“If female goats have only 2 nipples, what happens if they have 3 kids?” This query and others were addressed during our question and answer session following the program. Lastly, all participants signed a Memorandum of Agreement (MOA) stating they agree to raise their goat and will return one female offspring after the first breeding. These MOAs were super official and required left and right thumbprints in addition to signature. Unfortunately, we misplaced the stamp pad so everyone scribbled on their thumbs with a pen and quickly stamped. Working as a Peace Corps Volunteer is an experience in creative solutions with limited resources.

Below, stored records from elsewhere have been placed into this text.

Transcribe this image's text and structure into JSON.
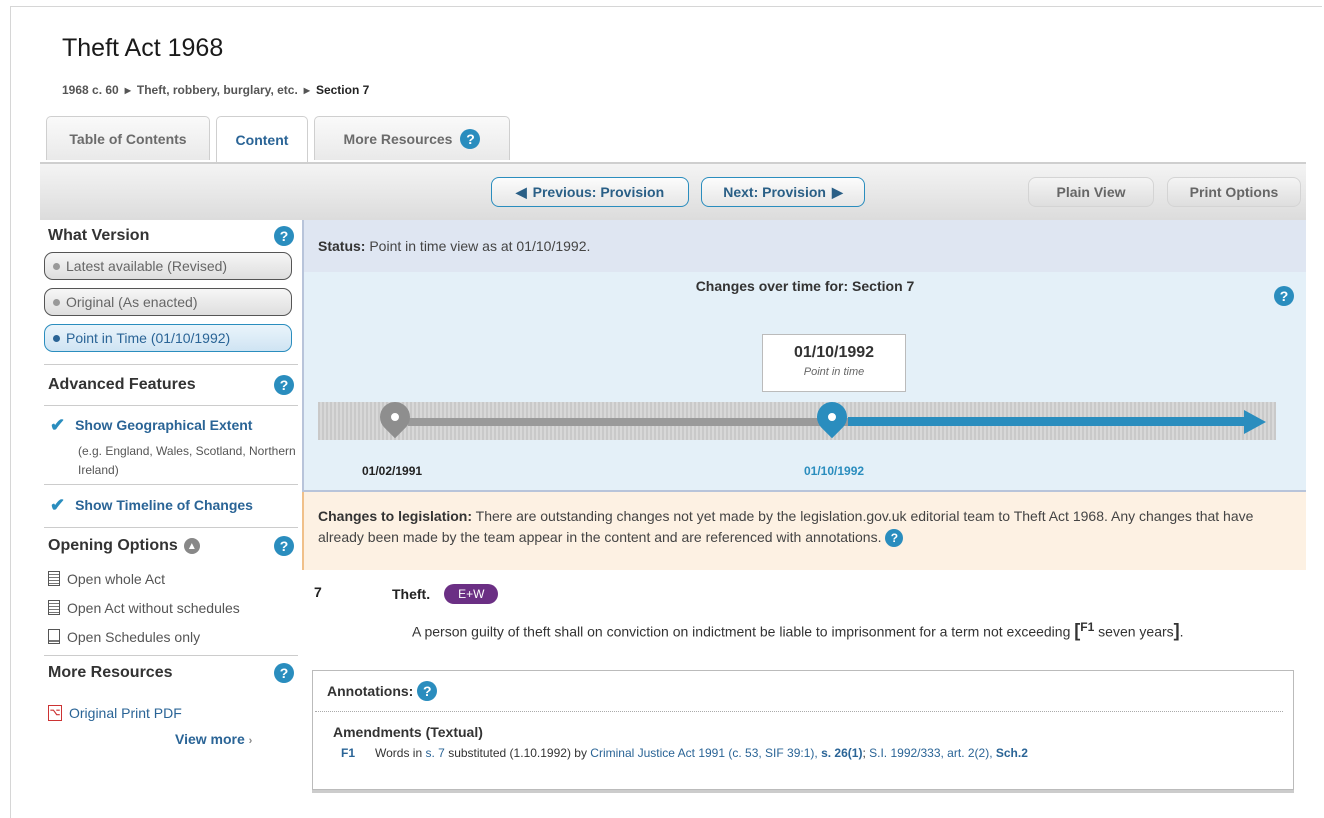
{
  "page": {
    "title": "Theft Act 1968",
    "breadcrumb": [
      "1968 c. 60",
      "Theft, robbery, burglary, etc.",
      "Section 7"
    ]
  },
  "tabs": [
    {
      "label": "Table of Contents",
      "active": false
    },
    {
      "label": "Content",
      "active": true
    },
    {
      "label": "More Resources",
      "active": false,
      "icon": "help-icon"
    }
  ],
  "toolbar": {
    "prev_label": "Previous: Provision",
    "next_label": "Next: Provision",
    "plain_label": "Plain View",
    "print_label": "Print Options"
  },
  "sidebar": {
    "what_version": {
      "heading": "What Version",
      "options": [
        {
          "label": "Latest available (Revised)",
          "active": false
        },
        {
          "label": "Original (As enacted)",
          "active": false
        },
        {
          "label": "Point in Time (01/10/1992)",
          "active": true
        }
      ]
    },
    "advanced": {
      "heading": "Advanced Features",
      "geo_label": "Show Geographical Extent",
      "geo_hint": "(e.g. England, Wales, Scotland, Northern Ireland)",
      "timeline_label": "Show Timeline of Changes"
    },
    "opening": {
      "heading": "Opening Options",
      "items": [
        "Open whole Act",
        "Open Act without schedules",
        "Open Schedules only"
      ]
    },
    "more": {
      "heading": "More Resources",
      "pdf_label": "Original Print PDF",
      "view_more": "View more"
    }
  },
  "status": {
    "label": "Status:",
    "text": "Point in time view as at 01/10/1992."
  },
  "timeline": {
    "title": "Changes over time for: Section 7",
    "callout_date": "01/10/1992",
    "callout_sub": "Point in time",
    "dates": [
      "01/02/1991",
      "01/10/1992"
    ]
  },
  "changes": {
    "label": "Changes to legislation:",
    "text": "There are outstanding changes not yet made by the legislation.gov.uk editorial team to Theft Act 1968. Any changes that have already been made by the team appear in the content and are referenced with annotations."
  },
  "section": {
    "number": "7",
    "title": "Theft.",
    "badge": "E+W",
    "text_before": "A person guilty of theft shall on conviction on indictment be liable to imprisonment for a term not exceeding",
    "open_bracket": "[",
    "ref": "F1",
    "inserted": "seven years",
    "close_bracket": "]",
    "end": "."
  },
  "annotations": {
    "heading": "Annotations:",
    "subheading": "Amendments (Textual)",
    "row": {
      "ref": "F1",
      "t1": "Words in",
      "l1": "s. 7",
      "t2": "substituted (1.10.1992) by",
      "l2": "Criminal Justice Act 1991 (c. 53, SIF 39:1),",
      "l3": "s. 26(1)",
      "t3": ";",
      "l4": "S.I. 1992/333, art. 2(2),",
      "l5": "Sch.2"
    }
  },
  "colors": {
    "accent": "#2a8dbe",
    "link": "#2a6496",
    "badge": "#6b2f84",
    "status_bg": "#dfe6f2",
    "timeline_bg": "#e4f0f8",
    "changes_bg": "#fdf1e3"
  }
}
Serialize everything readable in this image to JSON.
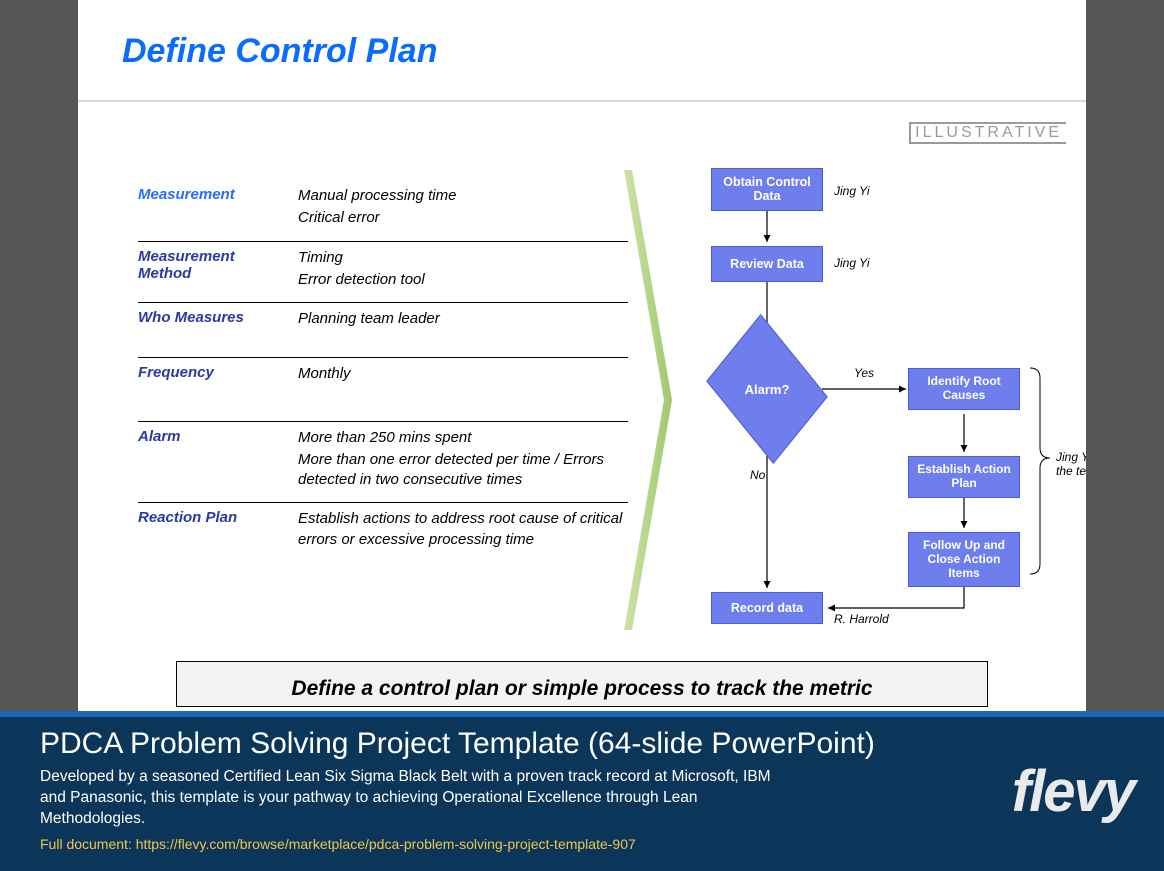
{
  "slide": {
    "title": "Define Control Plan",
    "badge": "ILLUSTRATIVE",
    "rows": [
      {
        "label": "Measurement",
        "lines": [
          "Manual processing time",
          "Critical error"
        ]
      },
      {
        "label": "Measurement Method",
        "lines": [
          "Timing",
          "Error detection tool"
        ]
      },
      {
        "label": "Who Measures",
        "lines": [
          "Planning team leader"
        ]
      },
      {
        "label": "Frequency",
        "lines": [
          "Monthly"
        ]
      },
      {
        "label": "Alarm",
        "lines": [
          "More than 250 mins spent",
          "More than one error detected per time / Errors detected in two consecutive times"
        ]
      },
      {
        "label": "Reaction Plan",
        "lines": [
          "Establish actions to address root cause of critical errors or excessive processing time"
        ]
      }
    ],
    "footer_text": "Define a control plan or simple process to track the metric"
  },
  "flow": {
    "nodes": {
      "obtain": "Obtain Control Data",
      "review": "Review Data",
      "alarm": "Alarm?",
      "identify": "Identify Root Causes",
      "establish": "Establish Action Plan",
      "follow": "Follow Up and Close Action Items",
      "record": "Record data"
    },
    "edge_labels": {
      "yes": "Yes",
      "no": "No"
    },
    "owners": {
      "obtain": "Jing Yi",
      "review": "Jing Yi",
      "group": "Jing Yi and the the team",
      "record": "R. Harrold"
    }
  },
  "banner": {
    "title_bold": "PDCA Problem Solving Project Template",
    "title_paren": "(64-slide PowerPoint)",
    "description": "Developed by a seasoned Certified Lean Six Sigma Black Belt with a proven track record at Microsoft, IBM and Panasonic, this template is your pathway to achieving Operational Excellence through Lean Methodologies.",
    "link_label": "Full document: https://flevy.com/browse/marketplace/pdca-problem-solving-project-template-907",
    "logo": "flevy"
  }
}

How do you weigh a goat in the Philippines? If you want to hear a goat scream for dear life, this is a sure way to do so: tie it up and hang it upside down from a tree with a scale. The goats were priced based on total kilos, thus each one was strung up and weighed. The goat farmer (light pink shirt weighing goat) was also our driver in goat delivery. Banton island has fully cemented roads, however they are extremely narrow, meant for motorbikes not 4-wheel vehicles or sidecars. Sometimes passing people meant running so close to the edge that the wheel tire was partially hanging off! I held my breath and held the goats inside our little sidecar.
On one uphill a goat jumped out of the sidecar entirely! Luckily our driver was an expert and not only avoided running it over, but also kept the vehicle from running backwards down and off the cliffside. I quickly hopped out and heaved the goat back inside. We retied her quite a bit tighter. Keeping multiple goats inside a small cage, while flying full speed along narrow mountain roads is no small feat. I was constantly rescuing limbs protruding from their designated position.
The sun set and we were still not finished. My 2-man team and I proceeded to climb a mountain that night to visit a goat farmer at the top (photo above left). But the excitement and gratitude of the beneficiaries (above right) was well worth our efforts.
Check out the goats in their new homes (above). Throughout the entire island destruction was omnipresent even now 5 months months after the typhoon. The town shown above was the hardest hit barangay.